This study shows that:

  • For winter demand ranging from 5 to 11 million gallons a day (MGD), and summer demand between 7 and 10 MGD, the optimal pumping strategies use either Pump 2 or Pump 3 during the on-peak time period. These strategies induce an on-peak kilowatt demand no greater than 115 kW. By contrast, current strategies used at OWASA often cause on-peak demands as high as 400 kW.
  • The optimal strategy for a 7 MG winter demand has an associated daily cost of $172.69. By comparison, a 7 MG strategy employed in February had a daily cost of $284.98, indicating a potential cost savings of 40 percent when using the optimal strategy.
  • If OWASA implements the optimal winter and summer strategies, it would further benefit by negotiating a separate demand contract with Duke Power of around 500 kW for on-peak electrical consumption.
  • The labor and generator-maintenance costs resulting from Peak Shaving exceed the electrical savings realized from reduced electrical consumption, indicating that Peak Shaving itself would not be profitable at this time.
  • A modified form of Peak Shaving, which uses back-up generators in the event of a water emergency, may benefit OWASA by allowing it to maintain low kilowatt demand levels. Further analysis in this area is recommended.
  • The optimal finished-water pumping strategies for all the demand levels generated in this study are found in the operators manual provided with this report and in Appendix E. The manual provides the operators with all of the information, such as the pump combinations to be used during each stage of the day and the corresponding elevated tank volume, required to implement the optimal strategies.

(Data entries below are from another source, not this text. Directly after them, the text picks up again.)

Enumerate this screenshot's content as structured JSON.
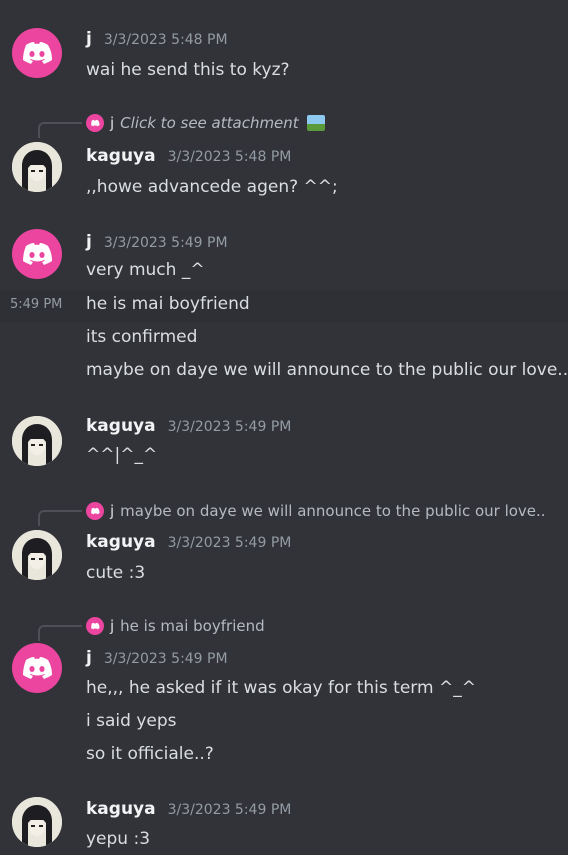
{
  "messages": [
    {
      "author": "j",
      "time": "3/3/2023 5:48 PM",
      "lines": [
        "wai he send this to kyz?"
      ]
    },
    {
      "reply": {
        "author": "j",
        "text": "Click to see attachment"
      },
      "author": "kaguya",
      "time": "3/3/2023 5:48 PM",
      "lines": [
        ",,howe advancede agen? ^^;"
      ]
    },
    {
      "author": "j",
      "time": "3/3/2023 5:49 PM",
      "lines": [
        "very much _^"
      ]
    },
    {
      "hover_time": "5:49 PM",
      "lines": [
        "he is mai boyfriend",
        "its confirmed",
        "maybe on daye we will announce to the public our love.."
      ]
    },
    {
      "author": "kaguya",
      "time": "3/3/2023 5:49 PM",
      "lines": [
        "^^|^_^"
      ]
    },
    {
      "reply": {
        "author": "j",
        "text": "maybe on daye we will announce to the public our love.."
      },
      "author": "kaguya",
      "time": "3/3/2023 5:49 PM",
      "lines": [
        "cute :3"
      ]
    },
    {
      "reply": {
        "author": "j",
        "text": "he is mai boyfriend"
      },
      "author": "j",
      "time": "3/3/2023 5:49 PM",
      "lines": [
        "he,,, he asked if it was okay for this term ^_^",
        "i said yeps",
        "so it officiale..?"
      ]
    },
    {
      "author": "kaguya",
      "time": "3/3/2023 5:49 PM",
      "lines": [
        "yepu :3"
      ]
    }
  ],
  "colors": {
    "background": "#313338",
    "discord_avatar": "#eb459f",
    "text": "#dbdee1",
    "muted": "#949ba4"
  }
}
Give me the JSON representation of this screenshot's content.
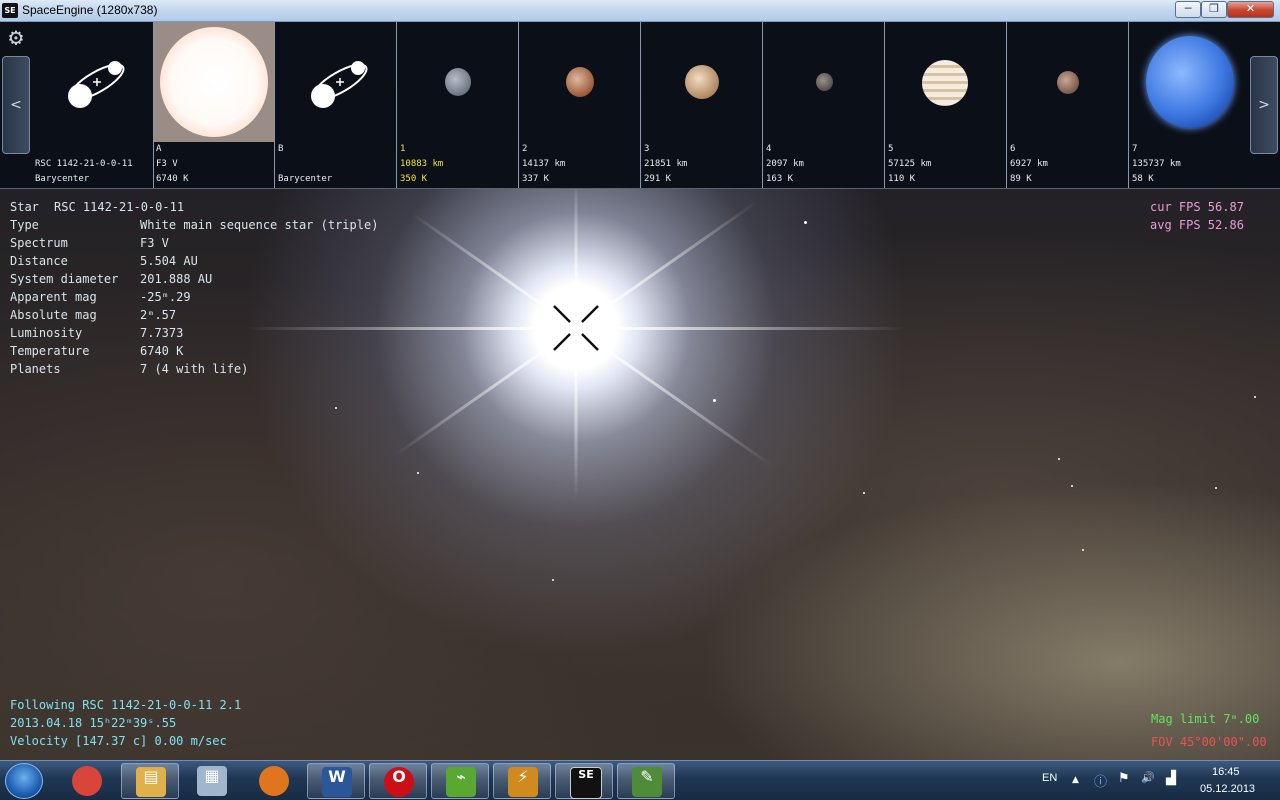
{
  "window": {
    "title": "SpaceEngine (1280x738)",
    "app_icon": "SE",
    "min": "─",
    "max": "❐",
    "close": "✕"
  },
  "strip": {
    "prev": "<",
    "next": ">",
    "cells": [
      {
        "l1": "",
        "l2": "RSC 1142-21-0-0-11",
        "l3": "Barycenter"
      },
      {
        "l1": "A",
        "l2": "F3 V",
        "l3": "6740 K"
      },
      {
        "l1": "B",
        "l2": "",
        "l3": "Barycenter"
      },
      {
        "l1": "1",
        "l2": "10883 km",
        "l3": "350 K"
      },
      {
        "l1": "2",
        "l2": "14137 km",
        "l3": "337 K"
      },
      {
        "l1": "3",
        "l2": "21851 km",
        "l3": "291 K"
      },
      {
        "l1": "4",
        "l2": "2097 km",
        "l3": "163 K"
      },
      {
        "l1": "5",
        "l2": "57125 km",
        "l3": "110 K"
      },
      {
        "l1": "6",
        "l2": "6927 km",
        "l3": "89 K"
      },
      {
        "l1": "7",
        "l2": "135737 km",
        "l3": "58 K"
      }
    ]
  },
  "info": {
    "star_label": "Star",
    "star_name": "RSC 1142-21-0-0-11",
    "rows": [
      {
        "k": "Type",
        "v": "White main sequence star (triple)"
      },
      {
        "k": "Spectrum",
        "v": "F3 V"
      },
      {
        "k": "Distance",
        "v": "5.504 AU"
      },
      {
        "k": "System diameter",
        "v": "201.888 AU"
      },
      {
        "k": "Apparent mag",
        "v": "-25ᵐ.29"
      },
      {
        "k": "Absolute mag",
        "v": "2ᵐ.57"
      },
      {
        "k": "Luminosity",
        "v": "7.7373"
      },
      {
        "k": "Temperature",
        "v": "6740 K"
      },
      {
        "k": "Planets",
        "v": "7 (4 with life)"
      }
    ]
  },
  "fps": {
    "cur": "cur FPS 56.87",
    "avg": "avg FPS 52.86"
  },
  "status": {
    "following": "Following RSC 1142-21-0-0-11 2.1",
    "datetime": "2013.04.18 15ʰ22ᵐ39ˢ.55",
    "velocity": "Velocity [147.37 c] 0.00 m/sec",
    "mag_limit": "Mag limit  7ᵐ.00",
    "fov": "FOV 45°00'00\".00"
  },
  "taskbar": {
    "lang": "EN",
    "time": "16:45",
    "date": "05.12.2013",
    "apps": [
      {
        "icon": "chrome-icon",
        "glyph": "◉",
        "color": "#d9453a"
      },
      {
        "icon": "explorer-icon",
        "glyph": "▤",
        "color": "#e0b04a"
      },
      {
        "icon": "calculator-icon",
        "glyph": "▦",
        "color": "#9fb6cc"
      },
      {
        "icon": "firefox-icon",
        "glyph": "◕",
        "color": "#e0751f"
      },
      {
        "icon": "word-icon",
        "glyph": "W",
        "color": "#2b579a"
      },
      {
        "icon": "opera-icon",
        "glyph": "O",
        "color": "#cc0f16"
      },
      {
        "icon": "network-app-icon",
        "glyph": "⌁",
        "color": "#5aa832"
      },
      {
        "icon": "winamp-icon",
        "glyph": "⚡",
        "color": "#d08a1e"
      },
      {
        "icon": "spaceengine-icon",
        "glyph": "SE",
        "color": "#111111"
      },
      {
        "icon": "notepad-icon",
        "glyph": "✎",
        "color": "#4e8c3a"
      }
    ],
    "tray": {
      "arrow": "▲",
      "info": "ⓘ",
      "flag": "⚑",
      "volume": "🔊",
      "signal": "▟"
    }
  }
}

Raw-Water Pumping Strategies

As a means of decreasing on-peak electrical consumption the study also examined raw-water pumping. Because raw-water pumping and demand are determined by the finished-water pumping strategy, it was necessary to determine appropriate raw-water strategies corresponding to each of the finished-water solutions. OWASA’s clearwell holds the finished water before it is pumped to the distribution system. Since the current capacity of the clearwell limits the feasible raw-water strategies, the raw-water pumping analysis has been conducted assuming an additional clearwell was available.

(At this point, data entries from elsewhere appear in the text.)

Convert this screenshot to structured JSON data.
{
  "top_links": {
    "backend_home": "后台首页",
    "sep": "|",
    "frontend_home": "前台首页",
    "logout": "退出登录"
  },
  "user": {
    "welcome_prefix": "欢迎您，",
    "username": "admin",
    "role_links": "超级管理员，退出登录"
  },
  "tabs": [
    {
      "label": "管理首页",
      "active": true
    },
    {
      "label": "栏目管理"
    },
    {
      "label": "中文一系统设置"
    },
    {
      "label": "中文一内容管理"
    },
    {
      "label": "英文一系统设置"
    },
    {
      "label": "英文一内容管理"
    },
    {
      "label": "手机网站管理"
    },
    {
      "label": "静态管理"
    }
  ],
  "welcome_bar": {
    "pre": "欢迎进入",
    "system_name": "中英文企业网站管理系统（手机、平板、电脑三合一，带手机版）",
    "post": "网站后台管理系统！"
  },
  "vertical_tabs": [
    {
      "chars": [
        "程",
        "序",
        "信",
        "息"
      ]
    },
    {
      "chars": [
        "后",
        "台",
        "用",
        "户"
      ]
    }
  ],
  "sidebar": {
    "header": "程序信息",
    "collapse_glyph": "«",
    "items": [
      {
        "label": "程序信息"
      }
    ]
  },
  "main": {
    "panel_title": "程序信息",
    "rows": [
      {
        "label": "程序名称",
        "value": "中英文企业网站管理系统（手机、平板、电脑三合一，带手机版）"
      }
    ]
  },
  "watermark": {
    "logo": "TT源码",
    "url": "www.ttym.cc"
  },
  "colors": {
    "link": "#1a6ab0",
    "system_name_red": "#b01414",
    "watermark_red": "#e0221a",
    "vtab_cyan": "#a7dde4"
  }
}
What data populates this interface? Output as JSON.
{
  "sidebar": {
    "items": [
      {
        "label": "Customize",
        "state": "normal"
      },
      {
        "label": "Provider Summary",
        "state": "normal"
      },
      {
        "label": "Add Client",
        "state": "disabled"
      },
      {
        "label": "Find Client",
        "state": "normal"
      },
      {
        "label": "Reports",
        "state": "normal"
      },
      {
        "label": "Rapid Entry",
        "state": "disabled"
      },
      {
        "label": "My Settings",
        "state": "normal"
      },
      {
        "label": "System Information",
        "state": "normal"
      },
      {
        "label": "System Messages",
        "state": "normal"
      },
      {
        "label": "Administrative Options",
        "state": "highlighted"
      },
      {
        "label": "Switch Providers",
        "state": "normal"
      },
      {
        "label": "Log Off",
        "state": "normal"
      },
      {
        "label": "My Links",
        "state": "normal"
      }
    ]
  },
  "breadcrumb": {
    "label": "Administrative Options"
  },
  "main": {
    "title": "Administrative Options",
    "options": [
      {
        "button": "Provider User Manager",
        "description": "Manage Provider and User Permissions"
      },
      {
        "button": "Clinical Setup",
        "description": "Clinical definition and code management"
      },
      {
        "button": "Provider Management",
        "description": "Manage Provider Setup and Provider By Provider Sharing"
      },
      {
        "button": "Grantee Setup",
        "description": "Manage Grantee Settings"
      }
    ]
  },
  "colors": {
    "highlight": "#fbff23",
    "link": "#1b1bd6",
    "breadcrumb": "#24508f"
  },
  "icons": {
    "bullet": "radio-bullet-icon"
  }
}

The analysis showed that:

  • OWASA can decrease raw-water pumping to the lowest level at both Cane Creek and University Lake, 4 and 5 MGD respectively, while continuing to meet winter and summer demands of up to 8 MGD.
  • In order to use the optimal finished-water strategies for demands exceeding 8 MGD, an additional clearwell is required.

Filter Backwashing Strategies

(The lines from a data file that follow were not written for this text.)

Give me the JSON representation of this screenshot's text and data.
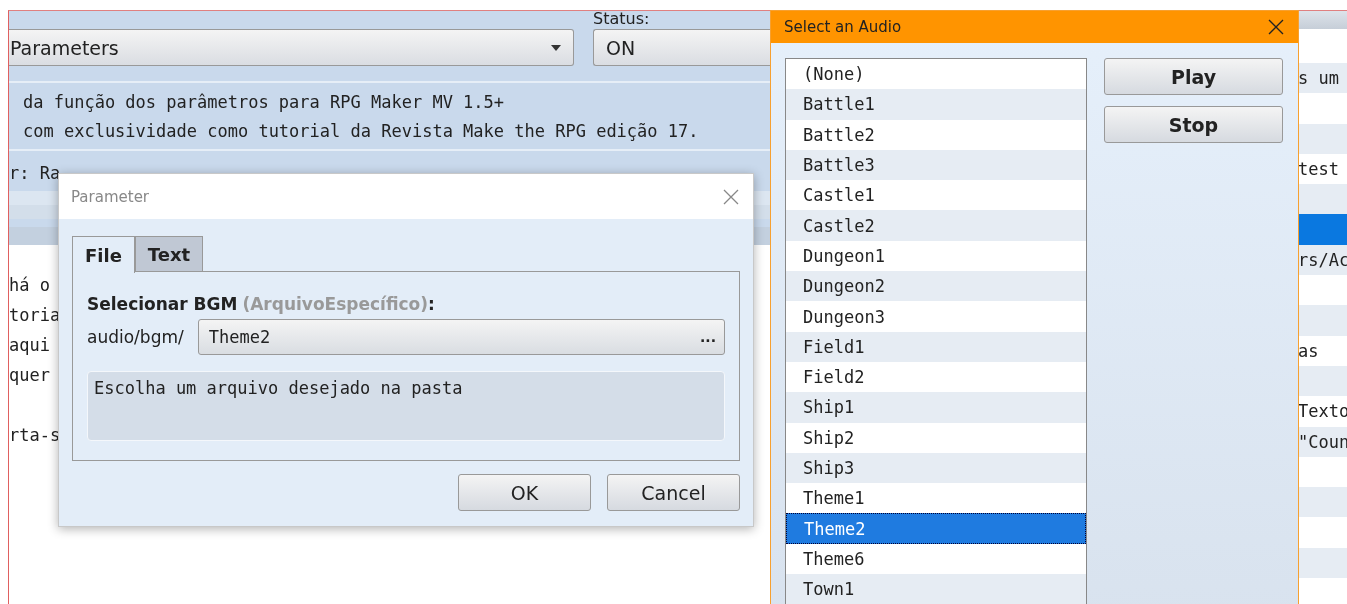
{
  "main_window": {
    "header_label": "Status:",
    "plugin_select": {
      "value": "Parameters"
    },
    "status_select": {
      "value": "ON"
    },
    "description": [
      "da função dos parâmetros para RPG Maker MV 1.5+",
      "com exclusividade como tutorial da Revista Make the RPG edição 17."
    ],
    "author_fragment": "r: Ra",
    "note_paragraphs": [
      [
        "há o",
        "toria",
        "aqui",
        "quer"
      ],
      [
        "rta-s"
      ]
    ],
    "command_list": [
      {
        "text": "s um",
        "selected": false
      },
      {
        "selected": false
      },
      {
        "selected": false
      },
      {
        "text": "test",
        "selected": false
      },
      {
        "selected": false
      },
      {
        "selected": true
      },
      {
        "text": "rs/Ac",
        "selected": false
      },
      {
        "selected": false
      },
      {
        "selected": false
      },
      {
        "text": "as",
        "selected": false
      },
      {
        "selected": false
      },
      {
        "text": "Texto",
        "selected": false
      },
      {
        "text": "\"Coun",
        "selected": false
      },
      {
        "selected": false
      },
      {
        "selected": false
      },
      {
        "selected": false
      },
      {
        "selected": false
      },
      {
        "selected": false
      }
    ]
  },
  "parameter_dialog": {
    "title": "Parameter",
    "tabs": [
      {
        "label": "File",
        "selected": true
      },
      {
        "label": "Text",
        "selected": false
      }
    ],
    "field_label": "Selecionar BGM",
    "field_hint": "(ArquivoEspecífico)",
    "field_suffix": ":",
    "path_prefix": "audio/bgm/",
    "file_value": "Theme2",
    "browse_label": "...",
    "description": "Escolha um arquivo desejado na pasta",
    "buttons": [
      "OK",
      "Cancel"
    ]
  },
  "audio_dialog": {
    "title": "Select an Audio",
    "items": [
      {
        "label": "(None)",
        "selected": false
      },
      {
        "label": "Battle1",
        "selected": false
      },
      {
        "label": "Battle2",
        "selected": false
      },
      {
        "label": "Battle3",
        "selected": false
      },
      {
        "label": "Castle1",
        "selected": false
      },
      {
        "label": "Castle2",
        "selected": false
      },
      {
        "label": "Dungeon1",
        "selected": false
      },
      {
        "label": "Dungeon2",
        "selected": false
      },
      {
        "label": "Dungeon3",
        "selected": false
      },
      {
        "label": "Field1",
        "selected": false
      },
      {
        "label": "Field2",
        "selected": false
      },
      {
        "label": "Ship1",
        "selected": false
      },
      {
        "label": "Ship2",
        "selected": false
      },
      {
        "label": "Ship3",
        "selected": false
      },
      {
        "label": "Theme1",
        "selected": false
      },
      {
        "label": "Theme2",
        "selected": true
      },
      {
        "label": "Theme6",
        "selected": false
      },
      {
        "label": "Town1",
        "selected": false
      }
    ],
    "buttons": [
      "Play",
      "Stop"
    ]
  }
}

Filter backwashing costs can be reduced by requiring that backwashing occur off-peak. The study recommends that OWASA operators and management work together to develop a set of rules that allows the backwashing activity in order to take advantage of off-peak electrical rates. As illustration, the following guidelines provide general rules for scheduling routine backwashes in advance, to avoid unnecessary on-peak backwashing. They dictate that a backwash should be performed before the on-peak period begins if:

  1. Any filter exceeds OWASA’s backwashing standards by the end of the on-peak time period.
  2. Three or more filters exceed one of these tighter standards:
    hours = 50 hours
    turbidity = 0.2, or
    headloss = 4 feet (7 feet for the larger filters).
  3. Any of the filters has a recent history of frequent backwashes and appears to be exceeding the typical clogging rate.

The study was performed using both present day and future demands. The results presented hold for the current parameter values. However, the model should be adjusted accordingly and run again if these values change in the future.

Subject of the article Balance of Power in the Fall 1997 issue of the UNC research magazine Endeavors.